Earlier this week the Environment Agency (EA) warned members of the public to be aware of the risk of flooding to their property. And with the Met Office forewarning of a particularly wet winter ahead (21/22) this could prove to very timely.
Though the EA was focuing on the risk to residential property it is as important for business owners and landlords to be aware of the risk posed to their businesses / assets so that they can make informed decisions as to the appropriate level of investment to make in flood resistance measures.
EA mapping is a useful starting point for checking flood risk but alone it is not sufficient to accurately understand the actual level of risk posed to your property.
- The online flood maps are not site specific, it looks at an overview of an area. This means that will you get a generic overview that doesn’t consider any aspects that specifically impact your site / property; for instance there might be new buildings or roads that can impact the flood flow path towards your property. These maps also do not include the effect of climate change which can increase the flood risk in the future.
- When you think of flooding you often think of rivers bursting but this is just one of several types of flooding that can affect properties. Ground water and sewer flooding is a huge factor when considering your flood risk, but this isn’t something that EA mapping covers in its analysis.
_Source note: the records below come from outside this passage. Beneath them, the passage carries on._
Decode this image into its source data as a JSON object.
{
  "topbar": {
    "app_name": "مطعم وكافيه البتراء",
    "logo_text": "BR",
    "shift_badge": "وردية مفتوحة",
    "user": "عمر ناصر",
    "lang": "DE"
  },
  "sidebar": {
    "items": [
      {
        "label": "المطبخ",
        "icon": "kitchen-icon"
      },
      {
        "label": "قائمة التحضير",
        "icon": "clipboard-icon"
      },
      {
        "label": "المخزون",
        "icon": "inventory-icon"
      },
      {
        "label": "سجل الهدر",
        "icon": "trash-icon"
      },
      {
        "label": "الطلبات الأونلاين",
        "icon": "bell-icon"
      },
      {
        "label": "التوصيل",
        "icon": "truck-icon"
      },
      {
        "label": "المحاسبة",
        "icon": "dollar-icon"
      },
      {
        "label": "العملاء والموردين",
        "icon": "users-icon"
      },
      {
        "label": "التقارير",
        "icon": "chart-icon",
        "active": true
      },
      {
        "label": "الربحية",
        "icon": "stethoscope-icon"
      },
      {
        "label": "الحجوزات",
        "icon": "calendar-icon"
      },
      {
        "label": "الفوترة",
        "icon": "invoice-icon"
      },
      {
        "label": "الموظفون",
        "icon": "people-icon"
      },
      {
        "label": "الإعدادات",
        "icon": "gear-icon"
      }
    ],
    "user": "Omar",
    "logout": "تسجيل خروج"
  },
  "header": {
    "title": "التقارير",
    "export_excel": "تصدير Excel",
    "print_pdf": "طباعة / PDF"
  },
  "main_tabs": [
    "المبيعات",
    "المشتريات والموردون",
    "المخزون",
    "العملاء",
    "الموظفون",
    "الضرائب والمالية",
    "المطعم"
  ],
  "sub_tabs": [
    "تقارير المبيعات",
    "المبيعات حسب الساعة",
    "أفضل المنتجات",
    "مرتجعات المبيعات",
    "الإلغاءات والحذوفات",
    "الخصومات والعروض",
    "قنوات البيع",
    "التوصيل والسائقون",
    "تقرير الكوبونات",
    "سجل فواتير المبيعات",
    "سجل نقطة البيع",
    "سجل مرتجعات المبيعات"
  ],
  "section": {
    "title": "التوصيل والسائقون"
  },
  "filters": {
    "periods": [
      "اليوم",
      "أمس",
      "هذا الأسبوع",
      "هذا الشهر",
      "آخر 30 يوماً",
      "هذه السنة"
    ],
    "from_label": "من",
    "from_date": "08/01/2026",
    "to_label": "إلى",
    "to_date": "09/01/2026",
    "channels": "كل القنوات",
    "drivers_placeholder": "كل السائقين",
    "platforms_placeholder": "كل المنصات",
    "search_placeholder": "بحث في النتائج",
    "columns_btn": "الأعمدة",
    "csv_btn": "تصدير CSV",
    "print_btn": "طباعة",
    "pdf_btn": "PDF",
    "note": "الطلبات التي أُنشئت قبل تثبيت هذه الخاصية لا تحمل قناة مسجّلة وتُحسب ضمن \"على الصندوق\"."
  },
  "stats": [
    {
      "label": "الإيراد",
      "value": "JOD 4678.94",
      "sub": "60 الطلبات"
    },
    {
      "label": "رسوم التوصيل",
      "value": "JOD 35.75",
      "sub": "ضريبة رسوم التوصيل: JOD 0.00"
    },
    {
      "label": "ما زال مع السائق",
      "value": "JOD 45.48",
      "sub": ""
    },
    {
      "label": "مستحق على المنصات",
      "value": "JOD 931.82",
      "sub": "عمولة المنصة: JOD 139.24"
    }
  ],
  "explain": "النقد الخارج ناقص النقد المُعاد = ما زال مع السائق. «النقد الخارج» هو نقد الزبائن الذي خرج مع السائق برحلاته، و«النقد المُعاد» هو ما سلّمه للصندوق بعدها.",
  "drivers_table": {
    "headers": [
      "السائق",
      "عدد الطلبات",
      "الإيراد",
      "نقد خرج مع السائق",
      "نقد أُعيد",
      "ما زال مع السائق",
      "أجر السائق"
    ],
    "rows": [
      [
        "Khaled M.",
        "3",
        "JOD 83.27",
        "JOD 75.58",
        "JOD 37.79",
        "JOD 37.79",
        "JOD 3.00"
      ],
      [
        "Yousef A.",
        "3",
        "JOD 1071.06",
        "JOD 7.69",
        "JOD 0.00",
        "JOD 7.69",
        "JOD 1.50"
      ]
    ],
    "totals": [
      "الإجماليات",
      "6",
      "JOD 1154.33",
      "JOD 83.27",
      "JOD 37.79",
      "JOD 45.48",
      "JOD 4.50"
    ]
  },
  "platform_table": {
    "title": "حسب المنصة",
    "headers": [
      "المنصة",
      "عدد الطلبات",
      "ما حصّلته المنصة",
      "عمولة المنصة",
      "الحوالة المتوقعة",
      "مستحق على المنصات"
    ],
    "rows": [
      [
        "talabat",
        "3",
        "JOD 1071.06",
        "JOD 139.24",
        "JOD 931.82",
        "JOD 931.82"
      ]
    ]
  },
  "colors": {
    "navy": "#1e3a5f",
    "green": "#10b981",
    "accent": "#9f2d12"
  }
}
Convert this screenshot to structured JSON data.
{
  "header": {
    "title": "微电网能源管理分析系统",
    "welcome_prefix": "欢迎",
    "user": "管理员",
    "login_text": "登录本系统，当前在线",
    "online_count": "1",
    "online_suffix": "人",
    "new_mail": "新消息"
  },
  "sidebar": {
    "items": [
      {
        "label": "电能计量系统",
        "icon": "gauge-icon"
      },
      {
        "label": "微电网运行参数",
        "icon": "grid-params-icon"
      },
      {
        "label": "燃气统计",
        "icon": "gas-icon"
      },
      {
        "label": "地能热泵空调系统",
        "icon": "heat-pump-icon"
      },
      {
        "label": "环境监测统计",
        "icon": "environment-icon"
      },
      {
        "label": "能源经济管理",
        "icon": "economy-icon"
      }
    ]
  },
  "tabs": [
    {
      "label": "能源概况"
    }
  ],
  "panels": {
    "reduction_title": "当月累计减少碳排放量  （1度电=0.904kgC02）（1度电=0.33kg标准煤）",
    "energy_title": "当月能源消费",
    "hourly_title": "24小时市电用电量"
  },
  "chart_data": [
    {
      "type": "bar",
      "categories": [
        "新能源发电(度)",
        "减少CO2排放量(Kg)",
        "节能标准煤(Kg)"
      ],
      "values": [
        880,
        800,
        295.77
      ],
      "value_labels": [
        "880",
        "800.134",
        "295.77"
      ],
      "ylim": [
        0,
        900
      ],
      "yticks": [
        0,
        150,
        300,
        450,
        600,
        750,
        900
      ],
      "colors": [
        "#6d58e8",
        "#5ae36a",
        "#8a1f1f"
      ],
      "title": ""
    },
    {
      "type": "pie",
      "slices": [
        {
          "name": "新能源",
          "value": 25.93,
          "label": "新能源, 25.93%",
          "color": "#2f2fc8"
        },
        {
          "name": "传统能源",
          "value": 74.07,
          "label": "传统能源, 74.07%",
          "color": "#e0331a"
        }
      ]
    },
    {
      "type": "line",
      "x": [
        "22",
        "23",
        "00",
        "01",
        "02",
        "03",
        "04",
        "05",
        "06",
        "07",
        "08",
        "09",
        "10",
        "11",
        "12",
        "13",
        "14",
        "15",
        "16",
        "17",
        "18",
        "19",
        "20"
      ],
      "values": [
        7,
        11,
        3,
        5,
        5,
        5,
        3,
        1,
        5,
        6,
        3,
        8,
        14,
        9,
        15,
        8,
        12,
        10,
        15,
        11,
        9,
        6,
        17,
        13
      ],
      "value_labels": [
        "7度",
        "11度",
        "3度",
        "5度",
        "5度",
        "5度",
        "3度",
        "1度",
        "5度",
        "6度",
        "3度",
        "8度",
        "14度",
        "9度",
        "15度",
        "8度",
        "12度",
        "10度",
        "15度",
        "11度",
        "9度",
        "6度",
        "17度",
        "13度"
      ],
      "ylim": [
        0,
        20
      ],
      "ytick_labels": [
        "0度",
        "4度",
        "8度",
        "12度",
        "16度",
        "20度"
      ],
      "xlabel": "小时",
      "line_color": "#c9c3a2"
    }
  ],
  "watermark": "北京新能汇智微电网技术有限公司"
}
To be fully informed and to truly understand the flood risk to your site / property you need an assessment that:
- Undertakes in-depth site investigation, taking account of aspects such as topography, ground conditions, ground water penetration, and considers changes to your local area. These changes could influence the rate of absorption of the land around your site, flood flow routes and local drainage
- Considers climate change and how changing patterns will impact your site in the next 5, 10, 50 years, allowing you to future proof your site. It is easier to make the necessary changes to your property while it is classified as low risk than it is once it has been assigned a higher classification
- Considers potential flow velocity when assessing damage risk
- Analyses how different types of flooding could impact each other, for example with tidal lock which is when flood waters coming down by river are met by a rising tide and held inland.
Am I too late to protect my property?
What’s the risk this winter? If it is wetter than normal over the next few months it will mean that, over time, ground becomes saturated and less water will be absorbed increasing the likelihood of a flood during storm events as the water finds other routes to run off, or groundwater rises.
Undertaking a flood risk assessment will identify your level of exposure and let you make an informed choice on what to do. There are steps that can be introduced immediately to increase the resilience of your site so it’s never too late to act.
One final word of warning from Cluttons’ flood expert, Ian Paton “There are a lot of companies out there that will promise risk assessments and flood resilience solutions that cannot be trusted. The CoP for PFR goes some way to address this issue but we strongly recommend that clients spend time researching suppliers to make sure that they are working with trusted professionals. As an independent consultancy we have spent a lot of time undertaking unbiased research and assessment of flood defence projects and as a result we have shortlisted specialist products and suppliers.”
Ending on a high note
It doesn’t have to be all doom and gloom. We have, in the past, undertaken flood risk assessments that have downgraded the risk allocation given to a site which meant that more could be done to develop the site, attract tenants, and the cost of flood risk insurance was reduced.
This article was written in collaboration with Taylor Consulting Engineers